[Your assignment] The answer should be each line from the entries below that has the word "item" in it.
======== Data to process ========
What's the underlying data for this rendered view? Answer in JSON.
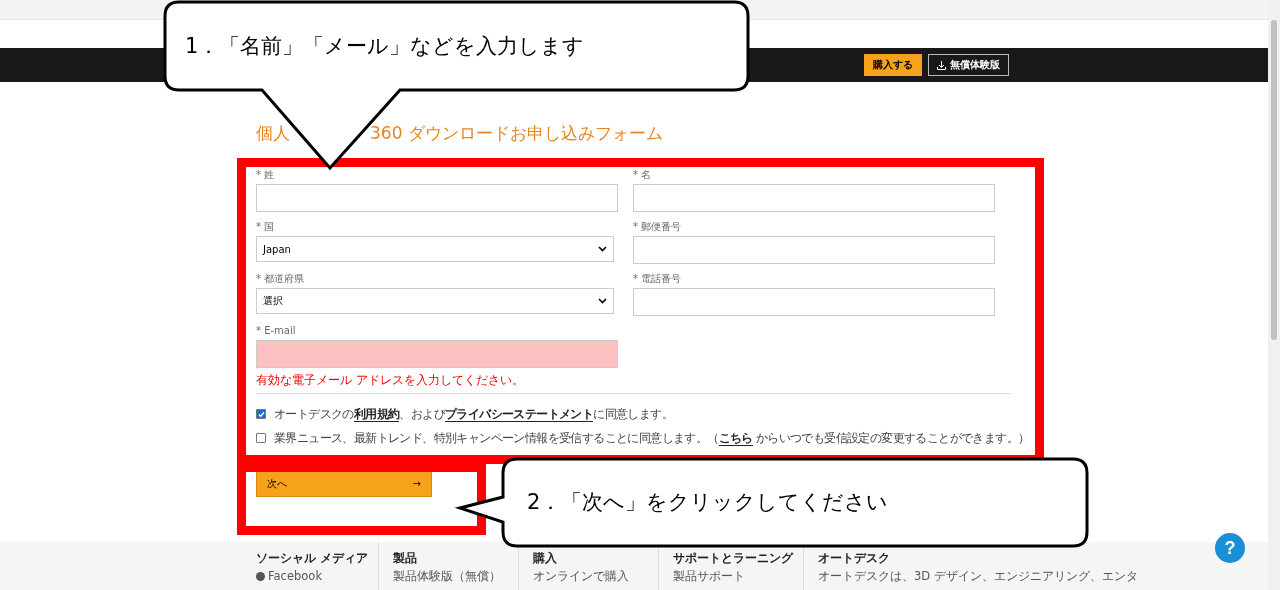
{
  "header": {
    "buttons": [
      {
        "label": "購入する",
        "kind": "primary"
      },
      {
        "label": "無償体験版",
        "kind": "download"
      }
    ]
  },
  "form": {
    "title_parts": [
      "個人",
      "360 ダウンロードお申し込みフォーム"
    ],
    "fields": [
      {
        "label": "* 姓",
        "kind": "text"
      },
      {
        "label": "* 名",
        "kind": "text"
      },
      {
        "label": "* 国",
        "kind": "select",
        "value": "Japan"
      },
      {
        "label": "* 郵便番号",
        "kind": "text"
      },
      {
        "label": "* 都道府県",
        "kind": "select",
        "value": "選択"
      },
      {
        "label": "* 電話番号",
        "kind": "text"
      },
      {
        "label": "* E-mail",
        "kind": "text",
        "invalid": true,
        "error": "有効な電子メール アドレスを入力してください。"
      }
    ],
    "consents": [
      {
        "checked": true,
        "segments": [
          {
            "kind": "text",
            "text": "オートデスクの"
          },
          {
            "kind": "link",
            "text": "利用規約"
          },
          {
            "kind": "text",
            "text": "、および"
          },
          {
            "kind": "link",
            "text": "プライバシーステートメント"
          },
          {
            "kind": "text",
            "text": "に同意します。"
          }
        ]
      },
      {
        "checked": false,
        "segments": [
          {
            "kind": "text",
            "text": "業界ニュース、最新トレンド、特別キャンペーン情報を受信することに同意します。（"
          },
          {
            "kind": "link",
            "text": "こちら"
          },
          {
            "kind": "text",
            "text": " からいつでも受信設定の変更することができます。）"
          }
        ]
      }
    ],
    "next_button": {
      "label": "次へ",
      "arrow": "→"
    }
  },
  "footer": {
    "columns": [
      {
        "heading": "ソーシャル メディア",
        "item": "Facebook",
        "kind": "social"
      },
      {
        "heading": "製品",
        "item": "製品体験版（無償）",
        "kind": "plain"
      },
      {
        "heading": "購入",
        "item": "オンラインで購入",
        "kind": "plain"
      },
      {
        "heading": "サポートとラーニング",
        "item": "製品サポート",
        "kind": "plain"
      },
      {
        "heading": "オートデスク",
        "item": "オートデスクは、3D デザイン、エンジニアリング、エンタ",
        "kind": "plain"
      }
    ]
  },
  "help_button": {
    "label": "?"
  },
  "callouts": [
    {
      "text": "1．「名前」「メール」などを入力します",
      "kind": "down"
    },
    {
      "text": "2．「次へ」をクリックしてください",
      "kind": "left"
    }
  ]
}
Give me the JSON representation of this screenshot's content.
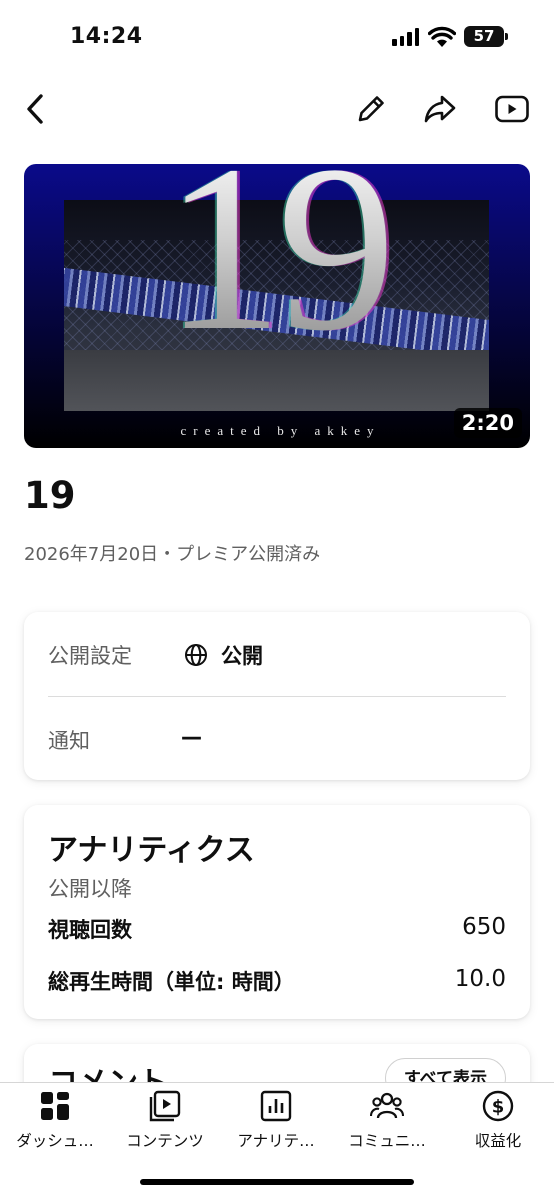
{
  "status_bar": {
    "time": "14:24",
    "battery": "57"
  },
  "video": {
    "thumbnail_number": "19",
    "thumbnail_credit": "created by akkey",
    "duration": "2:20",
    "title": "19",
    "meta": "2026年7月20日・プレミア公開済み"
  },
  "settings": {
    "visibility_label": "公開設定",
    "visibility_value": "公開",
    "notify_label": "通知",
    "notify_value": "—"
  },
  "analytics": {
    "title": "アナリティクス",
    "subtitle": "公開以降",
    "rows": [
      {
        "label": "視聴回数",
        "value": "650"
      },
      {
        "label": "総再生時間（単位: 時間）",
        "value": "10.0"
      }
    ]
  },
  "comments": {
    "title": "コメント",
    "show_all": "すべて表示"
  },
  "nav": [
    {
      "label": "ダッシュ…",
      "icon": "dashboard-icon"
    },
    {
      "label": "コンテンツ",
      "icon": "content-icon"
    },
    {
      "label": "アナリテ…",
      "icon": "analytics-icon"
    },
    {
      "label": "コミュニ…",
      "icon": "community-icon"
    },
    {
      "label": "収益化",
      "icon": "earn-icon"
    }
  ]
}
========
[Reply]
        "item": "Facebook",
        "item": "製品体験版（無償）",
        "item": "オンラインで購入",
        "item": "製品サポート",
        "item": "オートデスクは、3D デザイン、エンジニアリング、エンタ",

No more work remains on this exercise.